■ What to produce
The data below should be copied out exactly, with its pictures omitted.

■ Dataset rows describing interfaces
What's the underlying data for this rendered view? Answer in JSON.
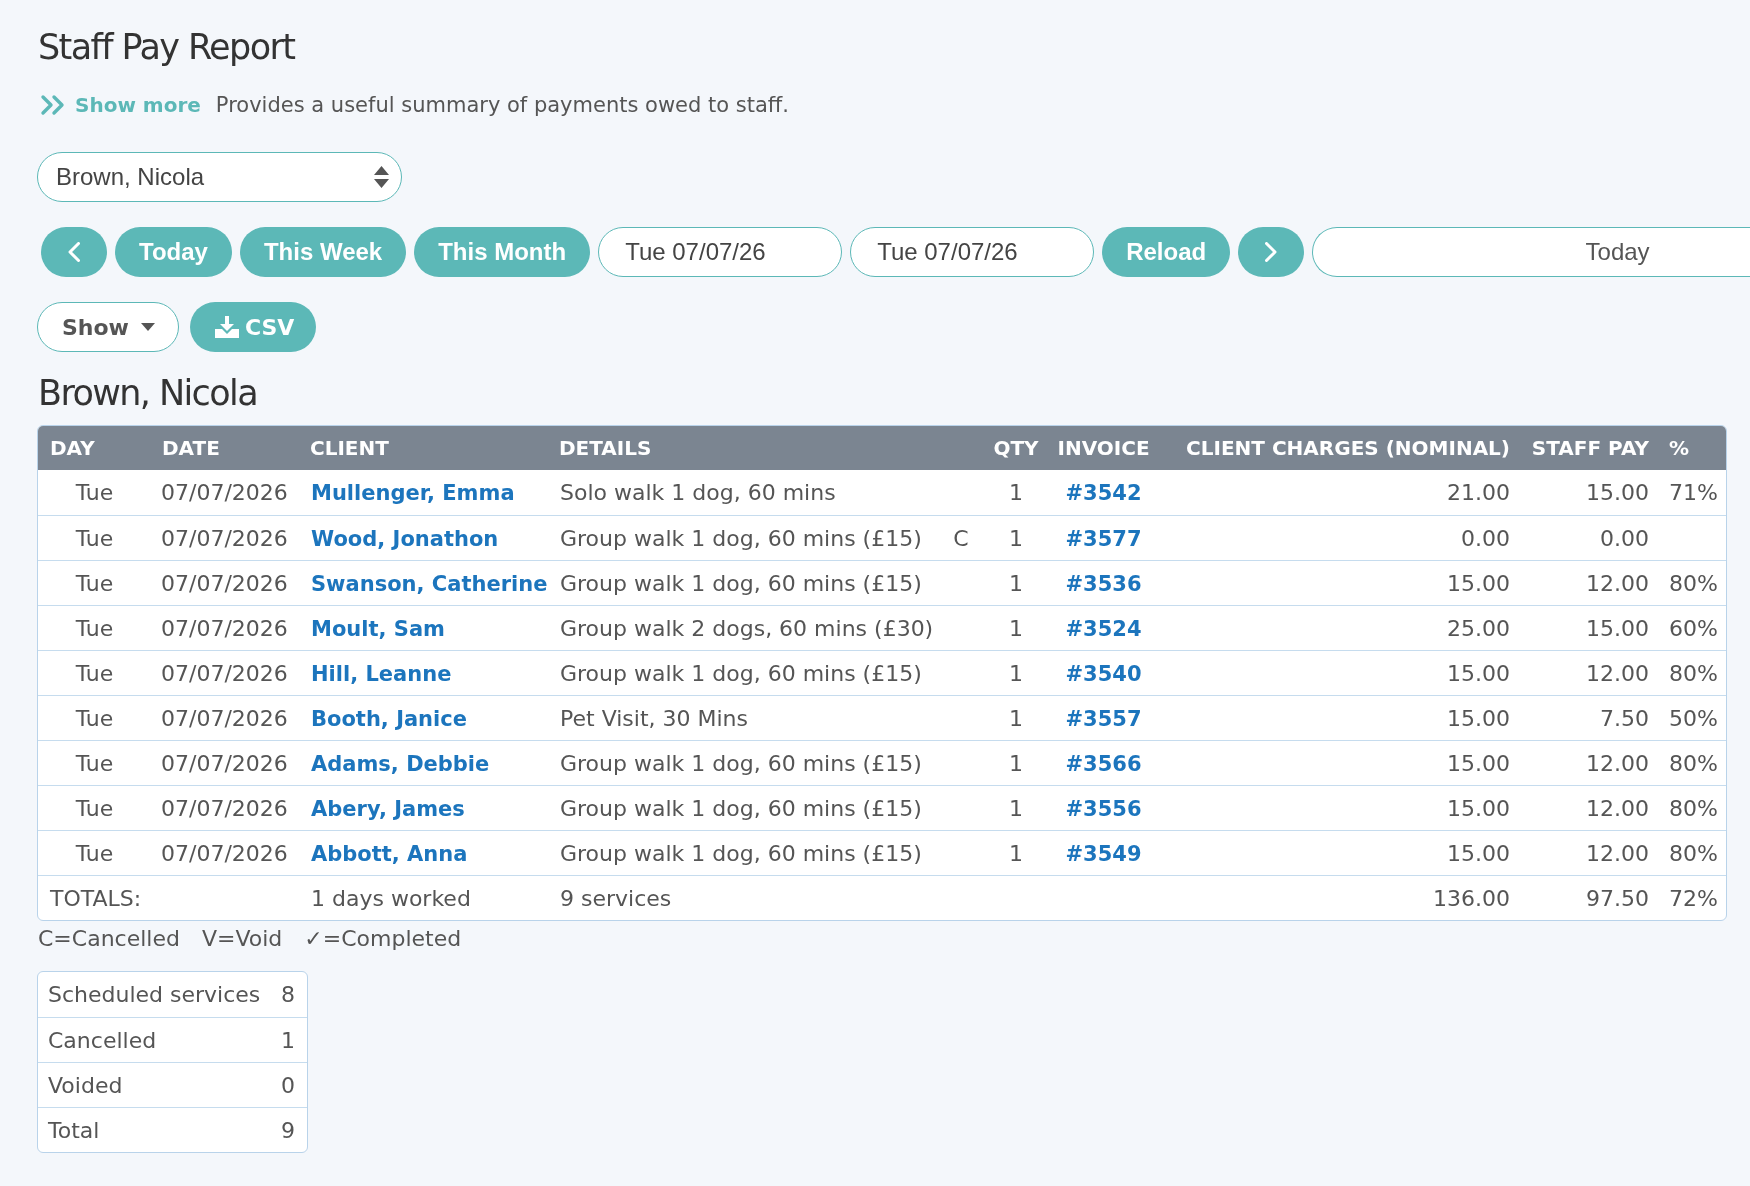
{
  "title": "Staff Pay Report",
  "intro": {
    "show_more": "Show more",
    "description": "Provides a useful summary of payments owed to staff."
  },
  "staff_select": {
    "value": "Brown, Nicola"
  },
  "date_toolbar": {
    "presets": [
      "Today",
      "This Week",
      "This Month"
    ],
    "start_date": {
      "value": "Tue 07/07/26"
    },
    "end_date": {
      "value": "Tue 07/07/26"
    },
    "reload": "Reload",
    "range": {
      "value": "Today"
    }
  },
  "actions": [
    {
      "kind": "dropdown",
      "label": "Show"
    },
    {
      "kind": "download",
      "label": "CSV"
    }
  ],
  "report": {
    "heading": "Brown, Nicola",
    "columns": [
      "DAY",
      "DATE",
      "CLIENT",
      "DETAILS",
      "QTY",
      "INVOICE",
      "CLIENT CHARGES (NOMINAL)",
      "STAFF PAY",
      "%"
    ],
    "rows": [
      {
        "day": "Tue",
        "date": "07/07/2026",
        "client": "Mullenger, Emma",
        "details": "Solo walk 1 dog, 60 mins",
        "qty": "1",
        "invoice": "#3542",
        "charges": "21.00",
        "staff_pay": "15.00",
        "percent": "71%"
      },
      {
        "day": "Tue",
        "date": "07/07/2026",
        "client": "Wood, Jonathon",
        "details": "Group walk 1 dog, 60 mins (£15)",
        "status": "C",
        "qty": "1",
        "invoice": "#3577",
        "charges": "0.00",
        "staff_pay": "0.00"
      },
      {
        "day": "Tue",
        "date": "07/07/2026",
        "client": "Swanson, Catherine",
        "details": "Group walk 1 dog, 60 mins (£15)",
        "qty": "1",
        "invoice": "#3536",
        "charges": "15.00",
        "staff_pay": "12.00",
        "percent": "80%"
      },
      {
        "day": "Tue",
        "date": "07/07/2026",
        "client": "Moult, Sam",
        "details": "Group walk 2 dogs, 60 mins (£30)",
        "qty": "1",
        "invoice": "#3524",
        "charges": "25.00",
        "staff_pay": "15.00",
        "percent": "60%"
      },
      {
        "day": "Tue",
        "date": "07/07/2026",
        "client": "Hill, Leanne",
        "details": "Group walk 1 dog, 60 mins (£15)",
        "qty": "1",
        "invoice": "#3540",
        "charges": "15.00",
        "staff_pay": "12.00",
        "percent": "80%"
      },
      {
        "day": "Tue",
        "date": "07/07/2026",
        "client": "Booth, Janice",
        "details": "Pet Visit, 30 Mins",
        "qty": "1",
        "invoice": "#3557",
        "charges": "15.00",
        "staff_pay": "7.50",
        "percent": "50%"
      },
      {
        "day": "Tue",
        "date": "07/07/2026",
        "client": "Adams, Debbie",
        "details": "Group walk 1 dog, 60 mins (£15)",
        "qty": "1",
        "invoice": "#3566",
        "charges": "15.00",
        "staff_pay": "12.00",
        "percent": "80%"
      },
      {
        "day": "Tue",
        "date": "07/07/2026",
        "client": "Abery, James",
        "details": "Group walk 1 dog, 60 mins (£15)",
        "qty": "1",
        "invoice": "#3556",
        "charges": "15.00",
        "staff_pay": "12.00",
        "percent": "80%"
      },
      {
        "day": "Tue",
        "date": "07/07/2026",
        "client": "Abbott, Anna",
        "details": "Group walk 1 dog, 60 mins (£15)",
        "qty": "1",
        "invoice": "#3549",
        "charges": "15.00",
        "staff_pay": "12.00",
        "percent": "80%"
      }
    ],
    "totals": {
      "label": "TOTALS:",
      "days": "1 days worked",
      "services": "9 services",
      "charges": "136.00",
      "staff_pay": "97.50",
      "percent": "72%"
    }
  },
  "legend": [
    "C=Cancelled",
    "V=Void",
    "✓=Completed"
  ],
  "summary": [
    {
      "label": "Scheduled services",
      "value": "8"
    },
    {
      "label": "Cancelled",
      "value": "1"
    },
    {
      "label": "Voided",
      "value": "0"
    },
    {
      "label": "Total",
      "value": "9"
    }
  ]
}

■ Solution
What's the underlying data for this rendered view? Answer in JSON.
{
  "title": "Staff Pay Report",
  "intro": {
    "show_more": "Show more",
    "description": "Provides a useful summary of payments owed to staff."
  },
  "staff_select": {
    "value": "Brown, Nicola"
  },
  "date_toolbar": {
    "presets": [
      "Today",
      "This Week",
      "This Month"
    ],
    "start_date": {
      "value": "Tue 07/07/26"
    },
    "end_date": {
      "value": "Tue 07/07/26"
    },
    "reload": "Reload",
    "range": {
      "value": "Today"
    }
  },
  "actions": [
    {
      "kind": "dropdown",
      "label": "Show"
    },
    {
      "kind": "download",
      "label": "CSV"
    }
  ],
  "report": {
    "heading": "Brown, Nicola",
    "columns": [
      "DAY",
      "DATE",
      "CLIENT",
      "DETAILS",
      "QTY",
      "INVOICE",
      "CLIENT CHARGES (NOMINAL)",
      "STAFF PAY",
      "%"
    ],
    "rows": [
      {
        "day": "Tue",
        "date": "07/07/2026",
        "client": "Mullenger, Emma",
        "details": "Solo walk 1 dog, 60 mins",
        "qty": "1",
        "invoice": "#3542",
        "charges": "21.00",
        "staff_pay": "15.00",
        "percent": "71%"
      },
      {
        "day": "Tue",
        "date": "07/07/2026",
        "client": "Wood, Jonathon",
        "details": "Group walk 1 dog, 60 mins (£15)",
        "status": "C",
        "qty": "1",
        "invoice": "#3577",
        "charges": "0.00",
        "staff_pay": "0.00"
      },
      {
        "day": "Tue",
        "date": "07/07/2026",
        "client": "Swanson, Catherine",
        "details": "Group walk 1 dog, 60 mins (£15)",
        "qty": "1",
        "invoice": "#3536",
        "charges": "15.00",
        "staff_pay": "12.00",
        "percent": "80%"
      },
      {
        "day": "Tue",
        "date": "07/07/2026",
        "client": "Moult, Sam",
        "details": "Group walk 2 dogs, 60 mins (£30)",
        "qty": "1",
        "invoice": "#3524",
        "charges": "25.00",
        "staff_pay": "15.00",
        "percent": "60%"
      },
      {
        "day": "Tue",
        "date": "07/07/2026",
        "client": "Hill, Leanne",
        "details": "Group walk 1 dog, 60 mins (£15)",
        "qty": "1",
        "invoice": "#3540",
        "charges": "15.00",
        "staff_pay": "12.00",
        "percent": "80%"
      },
      {
        "day": "Tue",
        "date": "07/07/2026",
        "client": "Booth, Janice",
        "details": "Pet Visit, 30 Mins",
        "qty": "1",
        "invoice": "#3557",
        "charges": "15.00",
        "staff_pay": "7.50",
        "percent": "50%"
      },
      {
        "day": "Tue",
        "date": "07/07/2026",
        "client": "Adams, Debbie",
        "details": "Group walk 1 dog, 60 mins (£15)",
        "qty": "1",
        "invoice": "#3566",
        "charges": "15.00",
        "staff_pay": "12.00",
        "percent": "80%"
      },
      {
        "day": "Tue",
        "date": "07/07/2026",
        "client": "Abery, James",
        "details": "Group walk 1 dog, 60 mins (£15)",
        "qty": "1",
        "invoice": "#3556",
        "charges": "15.00",
        "staff_pay": "12.00",
        "percent": "80%"
      },
      {
        "day": "Tue",
        "date": "07/07/2026",
        "client": "Abbott, Anna",
        "details": "Group walk 1 dog, 60 mins (£15)",
        "qty": "1",
        "invoice": "#3549",
        "charges": "15.00",
        "staff_pay": "12.00",
        "percent": "80%"
      }
    ],
    "totals": {
      "label": "TOTALS:",
      "days": "1 days worked",
      "services": "9 services",
      "charges": "136.00",
      "staff_pay": "97.50",
      "percent": "72%"
    }
  },
  "legend": [
    "C=Cancelled",
    "V=Void",
    "✓=Completed"
  ],
  "summary": [
    {
      "label": "Scheduled services",
      "value": "8"
    },
    {
      "label": "Cancelled",
      "value": "1"
    },
    {
      "label": "Voided",
      "value": "0"
    },
    {
      "label": "Total",
      "value": "9"
    }
  ]
}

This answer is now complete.